▶ [WORK ORDER] Please report each line in the material below that includes "match".

*** STUDY MATERIAL Section Begins ***

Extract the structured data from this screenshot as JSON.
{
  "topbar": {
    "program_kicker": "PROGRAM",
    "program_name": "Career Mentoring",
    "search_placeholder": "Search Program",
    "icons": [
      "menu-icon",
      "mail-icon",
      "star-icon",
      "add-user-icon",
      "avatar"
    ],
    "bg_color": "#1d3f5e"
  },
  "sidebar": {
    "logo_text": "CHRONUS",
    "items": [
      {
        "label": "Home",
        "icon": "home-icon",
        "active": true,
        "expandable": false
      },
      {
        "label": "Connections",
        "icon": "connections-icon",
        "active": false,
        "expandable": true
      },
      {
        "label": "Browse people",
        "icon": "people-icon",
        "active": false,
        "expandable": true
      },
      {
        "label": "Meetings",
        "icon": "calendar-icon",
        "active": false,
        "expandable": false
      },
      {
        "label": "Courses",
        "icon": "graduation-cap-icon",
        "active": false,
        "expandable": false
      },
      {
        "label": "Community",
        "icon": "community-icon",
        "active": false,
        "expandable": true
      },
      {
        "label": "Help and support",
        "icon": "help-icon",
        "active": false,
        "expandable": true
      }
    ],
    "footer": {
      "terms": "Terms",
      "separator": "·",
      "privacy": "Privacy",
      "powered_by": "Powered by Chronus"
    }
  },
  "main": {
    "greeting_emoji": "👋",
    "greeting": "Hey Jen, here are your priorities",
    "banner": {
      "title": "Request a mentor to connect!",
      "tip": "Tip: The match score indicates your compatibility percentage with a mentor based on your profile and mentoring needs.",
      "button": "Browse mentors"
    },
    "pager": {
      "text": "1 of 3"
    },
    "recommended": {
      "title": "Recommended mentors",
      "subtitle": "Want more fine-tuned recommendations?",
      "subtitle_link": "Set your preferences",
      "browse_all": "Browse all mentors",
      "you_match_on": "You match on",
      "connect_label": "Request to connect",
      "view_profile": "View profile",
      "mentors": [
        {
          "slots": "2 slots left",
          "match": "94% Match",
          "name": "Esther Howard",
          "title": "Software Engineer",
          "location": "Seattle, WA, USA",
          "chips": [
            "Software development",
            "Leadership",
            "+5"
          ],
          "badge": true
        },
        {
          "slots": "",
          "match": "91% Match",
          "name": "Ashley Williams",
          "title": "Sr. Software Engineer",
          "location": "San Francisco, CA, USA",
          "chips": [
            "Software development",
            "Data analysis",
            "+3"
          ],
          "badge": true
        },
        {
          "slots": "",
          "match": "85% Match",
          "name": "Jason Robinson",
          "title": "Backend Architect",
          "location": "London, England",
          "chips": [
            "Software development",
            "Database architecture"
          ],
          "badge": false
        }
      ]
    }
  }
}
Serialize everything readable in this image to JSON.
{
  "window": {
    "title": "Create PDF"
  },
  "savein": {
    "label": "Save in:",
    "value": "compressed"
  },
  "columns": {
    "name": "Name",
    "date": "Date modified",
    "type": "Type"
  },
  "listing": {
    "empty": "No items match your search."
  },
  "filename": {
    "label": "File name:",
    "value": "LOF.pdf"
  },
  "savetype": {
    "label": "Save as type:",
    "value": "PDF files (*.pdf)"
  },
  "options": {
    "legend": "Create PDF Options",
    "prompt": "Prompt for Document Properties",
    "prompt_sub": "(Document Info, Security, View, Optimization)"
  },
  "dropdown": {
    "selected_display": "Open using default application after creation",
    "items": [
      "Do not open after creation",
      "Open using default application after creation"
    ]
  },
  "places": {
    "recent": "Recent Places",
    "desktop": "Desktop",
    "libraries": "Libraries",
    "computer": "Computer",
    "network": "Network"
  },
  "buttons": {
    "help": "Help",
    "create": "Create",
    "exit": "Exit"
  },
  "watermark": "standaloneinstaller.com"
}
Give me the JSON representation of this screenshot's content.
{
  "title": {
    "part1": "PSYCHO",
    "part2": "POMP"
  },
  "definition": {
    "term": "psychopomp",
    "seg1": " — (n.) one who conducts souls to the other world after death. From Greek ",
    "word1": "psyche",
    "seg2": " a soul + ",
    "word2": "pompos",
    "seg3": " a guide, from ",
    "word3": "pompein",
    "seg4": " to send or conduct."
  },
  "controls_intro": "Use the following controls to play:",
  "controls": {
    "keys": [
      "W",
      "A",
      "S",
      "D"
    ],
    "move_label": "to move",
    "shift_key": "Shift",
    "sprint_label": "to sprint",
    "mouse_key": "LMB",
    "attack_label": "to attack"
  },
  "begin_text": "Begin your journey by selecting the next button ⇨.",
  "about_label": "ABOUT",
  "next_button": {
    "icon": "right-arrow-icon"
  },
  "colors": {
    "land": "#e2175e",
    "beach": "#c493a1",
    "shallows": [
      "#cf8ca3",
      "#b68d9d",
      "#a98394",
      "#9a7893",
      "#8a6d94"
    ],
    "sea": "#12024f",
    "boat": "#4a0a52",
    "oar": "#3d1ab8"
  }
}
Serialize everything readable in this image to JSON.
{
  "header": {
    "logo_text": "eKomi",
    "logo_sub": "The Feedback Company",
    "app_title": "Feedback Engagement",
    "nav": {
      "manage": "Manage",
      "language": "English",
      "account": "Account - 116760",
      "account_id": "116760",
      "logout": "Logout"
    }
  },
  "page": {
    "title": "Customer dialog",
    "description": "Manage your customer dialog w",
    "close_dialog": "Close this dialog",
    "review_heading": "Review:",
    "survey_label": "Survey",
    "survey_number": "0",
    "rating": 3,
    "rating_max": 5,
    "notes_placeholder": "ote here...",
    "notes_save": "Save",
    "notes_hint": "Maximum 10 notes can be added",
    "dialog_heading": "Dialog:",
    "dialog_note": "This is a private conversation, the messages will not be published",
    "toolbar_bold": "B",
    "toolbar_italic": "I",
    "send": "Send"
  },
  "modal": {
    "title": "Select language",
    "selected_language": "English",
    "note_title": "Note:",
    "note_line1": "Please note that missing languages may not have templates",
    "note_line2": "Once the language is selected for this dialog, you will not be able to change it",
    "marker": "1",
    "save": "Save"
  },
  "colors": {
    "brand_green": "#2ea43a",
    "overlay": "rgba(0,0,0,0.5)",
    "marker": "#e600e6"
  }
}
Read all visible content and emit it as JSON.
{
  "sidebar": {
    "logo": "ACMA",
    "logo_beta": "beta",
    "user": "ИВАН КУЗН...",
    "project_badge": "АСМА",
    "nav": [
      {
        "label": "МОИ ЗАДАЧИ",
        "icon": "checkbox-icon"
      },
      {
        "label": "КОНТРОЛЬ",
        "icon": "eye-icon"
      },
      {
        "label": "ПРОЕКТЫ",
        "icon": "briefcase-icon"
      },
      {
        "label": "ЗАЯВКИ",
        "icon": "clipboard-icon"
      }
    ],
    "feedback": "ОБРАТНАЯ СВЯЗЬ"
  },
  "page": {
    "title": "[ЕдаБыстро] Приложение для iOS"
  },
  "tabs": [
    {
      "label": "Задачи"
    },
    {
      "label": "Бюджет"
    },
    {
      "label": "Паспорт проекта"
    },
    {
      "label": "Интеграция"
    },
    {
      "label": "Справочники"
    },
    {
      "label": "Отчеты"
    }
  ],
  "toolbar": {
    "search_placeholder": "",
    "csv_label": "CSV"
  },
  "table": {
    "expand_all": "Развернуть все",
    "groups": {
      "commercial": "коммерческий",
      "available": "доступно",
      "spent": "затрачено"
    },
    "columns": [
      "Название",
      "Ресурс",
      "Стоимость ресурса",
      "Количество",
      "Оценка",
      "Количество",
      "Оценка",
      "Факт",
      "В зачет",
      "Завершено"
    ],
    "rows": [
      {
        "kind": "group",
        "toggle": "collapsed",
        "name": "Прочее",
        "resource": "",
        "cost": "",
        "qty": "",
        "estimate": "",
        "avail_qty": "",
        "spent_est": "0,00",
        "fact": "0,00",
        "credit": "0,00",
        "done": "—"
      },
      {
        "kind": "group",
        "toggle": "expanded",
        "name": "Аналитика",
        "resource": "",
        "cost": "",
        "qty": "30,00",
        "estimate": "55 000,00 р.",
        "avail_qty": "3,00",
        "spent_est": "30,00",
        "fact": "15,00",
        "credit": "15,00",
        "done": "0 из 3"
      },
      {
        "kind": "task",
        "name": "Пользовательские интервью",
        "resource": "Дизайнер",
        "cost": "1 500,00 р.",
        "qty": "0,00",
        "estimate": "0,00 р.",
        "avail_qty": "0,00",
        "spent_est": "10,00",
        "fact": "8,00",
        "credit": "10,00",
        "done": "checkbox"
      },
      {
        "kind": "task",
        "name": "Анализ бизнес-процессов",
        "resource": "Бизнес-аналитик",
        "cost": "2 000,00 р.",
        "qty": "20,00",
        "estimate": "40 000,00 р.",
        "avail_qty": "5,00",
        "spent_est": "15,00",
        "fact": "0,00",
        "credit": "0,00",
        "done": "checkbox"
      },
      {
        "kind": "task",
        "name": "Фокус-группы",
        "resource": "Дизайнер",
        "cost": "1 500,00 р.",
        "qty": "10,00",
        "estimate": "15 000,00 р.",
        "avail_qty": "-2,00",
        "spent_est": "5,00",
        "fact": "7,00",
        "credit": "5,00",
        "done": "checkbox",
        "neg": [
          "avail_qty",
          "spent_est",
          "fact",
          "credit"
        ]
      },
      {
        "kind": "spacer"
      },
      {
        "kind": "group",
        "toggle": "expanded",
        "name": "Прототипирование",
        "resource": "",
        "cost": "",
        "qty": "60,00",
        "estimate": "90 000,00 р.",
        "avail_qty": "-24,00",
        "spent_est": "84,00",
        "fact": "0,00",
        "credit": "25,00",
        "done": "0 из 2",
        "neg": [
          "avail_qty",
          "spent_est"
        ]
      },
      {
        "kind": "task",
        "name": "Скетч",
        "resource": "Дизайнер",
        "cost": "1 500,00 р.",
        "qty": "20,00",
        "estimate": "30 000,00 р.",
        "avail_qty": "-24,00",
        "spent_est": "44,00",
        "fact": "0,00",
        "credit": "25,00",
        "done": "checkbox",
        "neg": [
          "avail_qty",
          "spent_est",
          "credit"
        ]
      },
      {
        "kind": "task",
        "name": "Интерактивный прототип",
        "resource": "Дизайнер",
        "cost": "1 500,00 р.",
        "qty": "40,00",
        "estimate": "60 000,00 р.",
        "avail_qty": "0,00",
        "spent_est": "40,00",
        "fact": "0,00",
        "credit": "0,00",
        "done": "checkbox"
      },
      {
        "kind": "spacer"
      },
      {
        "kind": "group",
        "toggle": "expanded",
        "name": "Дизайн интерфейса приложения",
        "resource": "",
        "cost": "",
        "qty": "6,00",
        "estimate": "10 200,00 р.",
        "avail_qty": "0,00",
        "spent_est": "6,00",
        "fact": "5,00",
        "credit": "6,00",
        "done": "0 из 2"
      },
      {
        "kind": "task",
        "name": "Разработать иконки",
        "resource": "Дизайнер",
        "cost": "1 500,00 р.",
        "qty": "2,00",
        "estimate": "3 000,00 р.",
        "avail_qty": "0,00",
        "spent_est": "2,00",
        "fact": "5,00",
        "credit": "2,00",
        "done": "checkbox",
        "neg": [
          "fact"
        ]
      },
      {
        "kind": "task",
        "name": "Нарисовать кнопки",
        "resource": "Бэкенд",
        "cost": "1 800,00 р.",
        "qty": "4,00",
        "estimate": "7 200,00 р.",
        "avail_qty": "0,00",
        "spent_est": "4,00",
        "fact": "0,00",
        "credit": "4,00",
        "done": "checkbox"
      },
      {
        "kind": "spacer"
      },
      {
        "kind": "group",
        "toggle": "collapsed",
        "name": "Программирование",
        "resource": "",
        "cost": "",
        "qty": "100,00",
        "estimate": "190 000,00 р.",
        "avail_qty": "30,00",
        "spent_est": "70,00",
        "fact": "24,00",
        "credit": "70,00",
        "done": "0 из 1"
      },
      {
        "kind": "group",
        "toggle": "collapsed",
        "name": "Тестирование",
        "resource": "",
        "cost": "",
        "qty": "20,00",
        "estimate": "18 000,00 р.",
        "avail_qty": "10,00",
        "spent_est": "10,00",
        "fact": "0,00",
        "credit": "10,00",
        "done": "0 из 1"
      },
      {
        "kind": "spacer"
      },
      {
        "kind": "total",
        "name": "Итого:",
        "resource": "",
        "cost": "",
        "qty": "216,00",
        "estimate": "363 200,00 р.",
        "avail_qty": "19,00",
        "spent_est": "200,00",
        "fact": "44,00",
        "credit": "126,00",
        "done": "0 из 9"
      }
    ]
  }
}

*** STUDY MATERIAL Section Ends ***

▶ [YOUR RESPONSE]
      "tip": "Tip: The match score indicates your compatibility percentage with a mentor based on your profile and mentoring needs.",
      "you_match_on": "You match on",
          "match": "94% Match",
          "match": "91% Match",
          "match": "85% Match",
    "empty": "No items match your search."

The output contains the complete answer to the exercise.